Quotes & Highlights
- The play won an 1977 Obie Award in its Off-Broadway run, was nominated for a Best Play Tony Award on Broadway and was adapted into a 2010 film, directed by Tyler Perry.
The Grove Theatre is proud to announce the opening of its 2011 Season. In celebration of Black History Month, The Grove Theatre and Shining Glory Entertainment will co-produce For Colored Girls who have Considered Suicide When the Rainbow is Enuf, a choreopoem, or series of poems choreographed to music.
For Colored Girls who have Considered Suicide When the Rainbow is Enuf expresses the many struggles and obstacles that African-American women have faced throughout their lives. The poems are about women, love, family, abuse, relationships, identity, sexuality, choice and friendship, and are embodied by each woman's story, providing a sense of the interrelationships among the performers and of their gestures and dance movements.
The play begins and ends with the lady in brown. The other six performers represent the colors of the rainbow: the ladies in red, orange, yellow, green, blue, and purple.

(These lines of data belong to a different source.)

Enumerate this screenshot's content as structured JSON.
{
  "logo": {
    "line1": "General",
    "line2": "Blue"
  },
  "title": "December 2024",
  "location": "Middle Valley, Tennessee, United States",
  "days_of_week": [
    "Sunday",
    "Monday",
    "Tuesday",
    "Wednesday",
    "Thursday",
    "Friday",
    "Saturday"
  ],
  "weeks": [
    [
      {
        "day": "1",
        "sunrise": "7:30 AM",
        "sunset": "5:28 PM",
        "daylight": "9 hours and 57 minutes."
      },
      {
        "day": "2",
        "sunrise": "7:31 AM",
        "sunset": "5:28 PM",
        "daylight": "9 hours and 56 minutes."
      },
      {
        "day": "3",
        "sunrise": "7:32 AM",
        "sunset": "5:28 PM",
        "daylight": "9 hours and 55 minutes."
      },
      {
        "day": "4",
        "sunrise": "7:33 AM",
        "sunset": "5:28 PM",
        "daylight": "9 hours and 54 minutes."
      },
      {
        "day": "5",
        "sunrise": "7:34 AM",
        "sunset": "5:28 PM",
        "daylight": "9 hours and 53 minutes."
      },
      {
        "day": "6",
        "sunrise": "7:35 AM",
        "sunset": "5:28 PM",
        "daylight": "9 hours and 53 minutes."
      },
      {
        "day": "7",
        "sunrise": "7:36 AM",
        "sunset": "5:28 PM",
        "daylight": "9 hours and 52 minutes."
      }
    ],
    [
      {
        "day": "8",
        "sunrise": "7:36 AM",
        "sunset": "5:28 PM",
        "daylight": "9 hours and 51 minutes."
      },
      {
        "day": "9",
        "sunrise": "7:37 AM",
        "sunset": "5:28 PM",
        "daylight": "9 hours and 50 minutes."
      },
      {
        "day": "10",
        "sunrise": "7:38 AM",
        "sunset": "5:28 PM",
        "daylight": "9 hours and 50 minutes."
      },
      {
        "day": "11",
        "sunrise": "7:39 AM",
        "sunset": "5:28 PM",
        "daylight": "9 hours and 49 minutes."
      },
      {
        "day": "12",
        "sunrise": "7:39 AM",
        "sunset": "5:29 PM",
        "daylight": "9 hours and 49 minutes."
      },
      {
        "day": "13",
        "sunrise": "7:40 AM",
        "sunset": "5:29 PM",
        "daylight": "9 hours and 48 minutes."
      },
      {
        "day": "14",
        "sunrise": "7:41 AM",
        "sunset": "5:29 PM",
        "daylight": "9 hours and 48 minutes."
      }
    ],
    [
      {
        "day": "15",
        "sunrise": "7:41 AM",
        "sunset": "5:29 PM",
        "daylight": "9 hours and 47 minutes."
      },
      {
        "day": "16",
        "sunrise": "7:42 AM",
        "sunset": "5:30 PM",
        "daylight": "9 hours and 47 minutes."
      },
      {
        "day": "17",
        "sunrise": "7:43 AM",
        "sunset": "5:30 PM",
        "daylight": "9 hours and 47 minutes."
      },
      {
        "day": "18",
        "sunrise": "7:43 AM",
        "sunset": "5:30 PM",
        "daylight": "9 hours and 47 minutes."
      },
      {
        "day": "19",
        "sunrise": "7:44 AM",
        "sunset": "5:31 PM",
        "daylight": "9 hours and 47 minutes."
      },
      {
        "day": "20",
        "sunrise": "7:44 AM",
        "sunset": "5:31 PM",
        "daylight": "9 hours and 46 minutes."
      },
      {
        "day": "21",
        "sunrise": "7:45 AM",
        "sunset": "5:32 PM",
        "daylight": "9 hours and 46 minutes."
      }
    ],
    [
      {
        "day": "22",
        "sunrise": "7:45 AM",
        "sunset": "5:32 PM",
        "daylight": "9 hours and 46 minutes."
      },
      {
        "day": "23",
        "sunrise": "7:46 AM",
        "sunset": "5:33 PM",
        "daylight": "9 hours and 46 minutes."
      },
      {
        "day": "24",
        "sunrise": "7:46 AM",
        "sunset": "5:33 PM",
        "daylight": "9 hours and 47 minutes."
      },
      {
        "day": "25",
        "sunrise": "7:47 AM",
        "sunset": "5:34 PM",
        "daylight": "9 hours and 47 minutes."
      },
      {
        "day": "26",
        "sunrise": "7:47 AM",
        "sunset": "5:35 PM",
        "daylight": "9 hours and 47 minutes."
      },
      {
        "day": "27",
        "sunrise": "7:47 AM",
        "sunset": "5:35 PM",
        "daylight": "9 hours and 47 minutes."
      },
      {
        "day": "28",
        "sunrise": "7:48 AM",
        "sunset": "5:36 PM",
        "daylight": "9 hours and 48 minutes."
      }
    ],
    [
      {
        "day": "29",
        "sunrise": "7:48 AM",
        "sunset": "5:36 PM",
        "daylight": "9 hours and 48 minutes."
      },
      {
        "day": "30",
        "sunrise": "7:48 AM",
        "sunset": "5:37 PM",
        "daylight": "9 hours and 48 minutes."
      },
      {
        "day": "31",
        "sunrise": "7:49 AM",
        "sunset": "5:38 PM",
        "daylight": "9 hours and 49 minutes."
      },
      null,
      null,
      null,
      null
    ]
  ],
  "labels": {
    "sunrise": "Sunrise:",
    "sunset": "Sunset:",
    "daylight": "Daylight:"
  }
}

The various repercussions of "bein alive & bein a woman & bein colored is a metaphysical dilemma" are explored through the words, gestures, dance, and music of the seven ladies, who improvise as they shift in and out of different roles.